By Faddy MacMough
A Bona Fide Redneck Column
from the Texas Civil Rights Review
Well, from the left-edge of the world of Reneckedness I have a question. When does a civil right become an uncivil wrong? Maybe the editor will try to change that to incivil wrong … but I did mean uncivil … as in uncivilized.
Some newspaper editors have been suggesting that the U.S. Supreme Court has effectively reinstated the poll tax that once kept minorities and the poor from voting, and it did so for no justifiable reason. They say that when the high court upheld an Indiana state law that requires a form of government-issued photo identification card for anyone to vote and that has undone our civil rights.
I suppose that those rednecks in Indiana (some call ’em lawmakers) approved the bill on the grounds of fighting voter fraud. What seems passing strange is that in upholding the law, the court said there is no evidence of voter fraud. The court apparently traded away the ability of many poor Americans to vote out of deference to fears that someone might cheat.
Now I admit to bein’ a redneck … but even to me that is a genuine case of fractured logic. Accordin’ to the Supremes, any state is now permitted to deny access to the polls to hundreds of voters – documented cases of such were entered into evidence – to prevent some potential, yet undefined, evil character from sneaking into the booth and voting twice. Well, now doncha know that kicks the concept of voting as the most sacred right in a democracy straight into the hole in the outhouse seat!
This photo-identification ruse is simply voter suppression, enacted by Indiana’s redneck legislature to keep down the vote of minorities and senior citizens. It is those people who will have the most trouble getting state-approved photo-identification cards and who will likely miss the vote.
For the historically challenged, the poll tax long had its supporters in the Old South. It cost only a couple of dollars to vote, its apologists said. That wasn’t much of a sacrifice for the sacred right. The poll tax wasn’t charged to most whites. That’s because people whose ancestors had voted before minorities won the right to vote after the Civil War were grandfathered in.

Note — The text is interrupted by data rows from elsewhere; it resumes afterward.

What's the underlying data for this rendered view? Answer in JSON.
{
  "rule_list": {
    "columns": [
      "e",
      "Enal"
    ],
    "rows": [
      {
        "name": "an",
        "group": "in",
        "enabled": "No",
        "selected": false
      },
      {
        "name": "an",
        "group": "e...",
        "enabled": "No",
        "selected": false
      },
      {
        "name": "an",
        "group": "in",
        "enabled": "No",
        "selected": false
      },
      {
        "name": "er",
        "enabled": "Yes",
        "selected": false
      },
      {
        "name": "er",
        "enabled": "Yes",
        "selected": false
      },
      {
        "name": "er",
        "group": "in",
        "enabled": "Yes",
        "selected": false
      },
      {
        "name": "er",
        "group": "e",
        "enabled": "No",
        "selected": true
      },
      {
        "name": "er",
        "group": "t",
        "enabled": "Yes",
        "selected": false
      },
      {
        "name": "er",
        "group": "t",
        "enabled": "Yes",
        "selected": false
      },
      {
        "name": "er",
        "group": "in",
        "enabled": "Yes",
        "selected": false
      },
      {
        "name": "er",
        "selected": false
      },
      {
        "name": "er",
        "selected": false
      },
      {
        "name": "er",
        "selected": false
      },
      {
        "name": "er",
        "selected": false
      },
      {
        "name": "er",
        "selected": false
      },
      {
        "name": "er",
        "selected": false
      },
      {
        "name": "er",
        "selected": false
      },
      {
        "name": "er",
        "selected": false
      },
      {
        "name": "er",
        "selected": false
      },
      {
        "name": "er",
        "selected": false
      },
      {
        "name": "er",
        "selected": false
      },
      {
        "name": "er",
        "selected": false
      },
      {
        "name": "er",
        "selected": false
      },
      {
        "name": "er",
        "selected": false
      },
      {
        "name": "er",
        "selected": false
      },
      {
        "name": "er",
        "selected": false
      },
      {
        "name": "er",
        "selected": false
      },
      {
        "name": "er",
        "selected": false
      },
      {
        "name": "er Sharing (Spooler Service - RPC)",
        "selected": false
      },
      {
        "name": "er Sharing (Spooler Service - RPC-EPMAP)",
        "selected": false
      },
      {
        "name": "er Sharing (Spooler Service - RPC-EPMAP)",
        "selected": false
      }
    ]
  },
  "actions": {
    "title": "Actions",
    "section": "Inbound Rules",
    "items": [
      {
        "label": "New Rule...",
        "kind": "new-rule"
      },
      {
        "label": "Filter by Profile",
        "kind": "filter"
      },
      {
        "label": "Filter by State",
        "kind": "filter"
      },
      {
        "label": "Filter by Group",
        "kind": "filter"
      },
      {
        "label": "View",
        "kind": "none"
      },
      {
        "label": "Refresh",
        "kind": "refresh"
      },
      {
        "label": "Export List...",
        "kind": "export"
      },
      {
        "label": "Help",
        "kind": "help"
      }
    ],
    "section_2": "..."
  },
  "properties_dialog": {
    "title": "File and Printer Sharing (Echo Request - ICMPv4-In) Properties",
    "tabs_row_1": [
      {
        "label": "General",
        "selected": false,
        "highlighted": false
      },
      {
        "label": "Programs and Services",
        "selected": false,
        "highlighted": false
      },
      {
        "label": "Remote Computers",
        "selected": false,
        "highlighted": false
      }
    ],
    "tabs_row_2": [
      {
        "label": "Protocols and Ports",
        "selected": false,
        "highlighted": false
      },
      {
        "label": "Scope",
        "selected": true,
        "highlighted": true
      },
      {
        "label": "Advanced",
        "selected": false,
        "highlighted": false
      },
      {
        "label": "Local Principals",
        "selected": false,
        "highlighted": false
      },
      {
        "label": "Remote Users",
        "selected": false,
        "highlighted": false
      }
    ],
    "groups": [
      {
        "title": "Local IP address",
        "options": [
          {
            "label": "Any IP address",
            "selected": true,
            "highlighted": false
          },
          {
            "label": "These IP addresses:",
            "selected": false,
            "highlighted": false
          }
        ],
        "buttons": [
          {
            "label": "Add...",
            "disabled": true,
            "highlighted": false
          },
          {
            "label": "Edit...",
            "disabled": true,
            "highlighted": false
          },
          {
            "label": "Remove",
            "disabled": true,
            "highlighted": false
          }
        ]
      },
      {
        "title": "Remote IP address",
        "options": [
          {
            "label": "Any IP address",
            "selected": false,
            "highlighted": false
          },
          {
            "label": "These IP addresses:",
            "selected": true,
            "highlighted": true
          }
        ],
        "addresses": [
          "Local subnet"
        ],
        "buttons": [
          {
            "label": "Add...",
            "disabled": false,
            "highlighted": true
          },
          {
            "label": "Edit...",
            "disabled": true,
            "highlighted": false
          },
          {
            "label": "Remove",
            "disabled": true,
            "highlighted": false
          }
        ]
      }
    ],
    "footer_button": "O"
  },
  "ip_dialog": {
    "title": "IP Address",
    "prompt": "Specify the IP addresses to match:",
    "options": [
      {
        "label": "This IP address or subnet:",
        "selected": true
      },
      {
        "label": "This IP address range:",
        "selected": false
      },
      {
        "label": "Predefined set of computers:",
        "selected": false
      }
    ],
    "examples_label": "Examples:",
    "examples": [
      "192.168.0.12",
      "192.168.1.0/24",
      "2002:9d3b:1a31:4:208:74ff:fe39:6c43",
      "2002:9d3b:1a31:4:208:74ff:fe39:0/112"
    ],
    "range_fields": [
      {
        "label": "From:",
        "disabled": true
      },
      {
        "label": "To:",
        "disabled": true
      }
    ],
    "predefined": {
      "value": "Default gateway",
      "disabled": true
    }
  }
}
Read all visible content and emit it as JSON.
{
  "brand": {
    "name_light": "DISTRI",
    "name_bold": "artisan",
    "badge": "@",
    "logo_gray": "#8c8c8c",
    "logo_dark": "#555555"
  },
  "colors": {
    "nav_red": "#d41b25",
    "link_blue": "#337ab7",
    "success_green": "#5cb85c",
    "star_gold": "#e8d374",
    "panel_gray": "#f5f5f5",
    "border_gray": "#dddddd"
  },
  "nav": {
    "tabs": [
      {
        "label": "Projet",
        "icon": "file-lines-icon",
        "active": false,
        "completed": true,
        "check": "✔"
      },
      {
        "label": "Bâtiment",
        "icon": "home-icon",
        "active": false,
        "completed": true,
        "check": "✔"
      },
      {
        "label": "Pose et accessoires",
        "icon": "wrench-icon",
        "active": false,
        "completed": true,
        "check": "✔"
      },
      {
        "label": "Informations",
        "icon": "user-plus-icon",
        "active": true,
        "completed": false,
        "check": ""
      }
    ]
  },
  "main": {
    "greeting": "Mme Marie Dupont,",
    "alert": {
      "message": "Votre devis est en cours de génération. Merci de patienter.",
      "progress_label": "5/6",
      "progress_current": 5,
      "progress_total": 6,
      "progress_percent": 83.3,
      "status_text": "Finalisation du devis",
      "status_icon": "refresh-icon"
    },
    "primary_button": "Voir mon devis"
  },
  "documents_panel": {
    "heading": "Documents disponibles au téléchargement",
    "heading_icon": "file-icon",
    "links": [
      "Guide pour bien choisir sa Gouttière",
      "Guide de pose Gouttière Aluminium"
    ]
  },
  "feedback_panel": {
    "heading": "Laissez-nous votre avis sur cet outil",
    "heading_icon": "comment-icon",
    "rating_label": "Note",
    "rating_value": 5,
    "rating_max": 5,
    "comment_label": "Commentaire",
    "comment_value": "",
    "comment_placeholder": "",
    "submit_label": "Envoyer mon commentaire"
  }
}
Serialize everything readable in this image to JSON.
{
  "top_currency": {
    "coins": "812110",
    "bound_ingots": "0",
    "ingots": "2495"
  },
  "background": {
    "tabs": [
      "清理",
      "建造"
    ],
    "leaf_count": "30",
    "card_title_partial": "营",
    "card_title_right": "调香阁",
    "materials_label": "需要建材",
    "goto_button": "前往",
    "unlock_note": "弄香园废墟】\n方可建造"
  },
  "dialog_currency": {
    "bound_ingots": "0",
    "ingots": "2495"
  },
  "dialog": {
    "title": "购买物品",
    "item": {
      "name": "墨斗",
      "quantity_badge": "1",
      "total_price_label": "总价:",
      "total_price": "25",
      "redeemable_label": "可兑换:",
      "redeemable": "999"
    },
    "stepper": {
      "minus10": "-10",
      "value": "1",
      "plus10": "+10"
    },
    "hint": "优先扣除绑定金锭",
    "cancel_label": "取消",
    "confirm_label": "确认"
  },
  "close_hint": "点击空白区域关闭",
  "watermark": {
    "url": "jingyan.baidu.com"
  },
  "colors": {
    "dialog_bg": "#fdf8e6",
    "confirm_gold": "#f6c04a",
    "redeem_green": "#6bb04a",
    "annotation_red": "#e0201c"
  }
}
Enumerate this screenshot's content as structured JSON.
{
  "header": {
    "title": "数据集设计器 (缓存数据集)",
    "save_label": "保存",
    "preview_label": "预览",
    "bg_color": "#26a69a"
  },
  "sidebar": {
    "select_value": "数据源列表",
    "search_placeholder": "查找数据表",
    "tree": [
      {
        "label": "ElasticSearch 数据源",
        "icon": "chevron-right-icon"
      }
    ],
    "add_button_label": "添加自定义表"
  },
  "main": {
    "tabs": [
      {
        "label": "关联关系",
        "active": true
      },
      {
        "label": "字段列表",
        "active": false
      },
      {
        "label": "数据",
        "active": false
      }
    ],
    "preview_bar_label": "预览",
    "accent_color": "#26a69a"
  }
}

The whole idea of a poll tax, as with the identification card, is to suppress the vote of the poor. The 24th Amendment to the U.S. Constitution banned poll taxes in 1964, but six justices effectively reinstated it with this decision.
So, let’s ask a simple question: How difficult can it be for someone to get a photo-identification card? The answer is: A lot harder than you might think.
Testimony before the court centered on the poor who do not own vehicles and who, therefore, do not have driver’s licenses. They can file for other forms of identification, but those cards require personal trips to government offices, which can be expensive, difficult or impossible for the infirm. Many citizens also don’t have access to their birth certificates, a key document needed in getting the proper identification in Indiana.
Just as those southerners who supported the poll tax denied that it was an impediment to voting, those Indianan’s supporting this identification requirement say it is not a big deal. But it is a big deal for the poor, and that’s why the Indiana legislature enacted this law. They know they implemented a new tactic in our nation’s sorry history of denying the vote to our poor and minority populations. And our supremes said they were right to do so, and worse, fer the rest of us … that means our states can do the same damned thing.
And, here you and I sit whining about it. Maybe it is time that this old a-hole got off his butt and helped to start the revolution. Of course, then again, maybe Franz Kafka was right: “Every revolution evaporates and leaves behind it only the slime of bureaucracy.”
Fredegar N. MacMough (his friends call him Faddy) is a pseudonym for a redneck living in New Mexico … in one of those down at the heel oil towns where the only hope is in the fall when we put our kids up to distract us from the grinding daily shit of our lives by watching them play football. Where the town spends most of its time either talking about this season or in hibernation waiting for next fall … and some still talk about when they played football. Pity the poor chump who only sires daughters … there is no glory in that.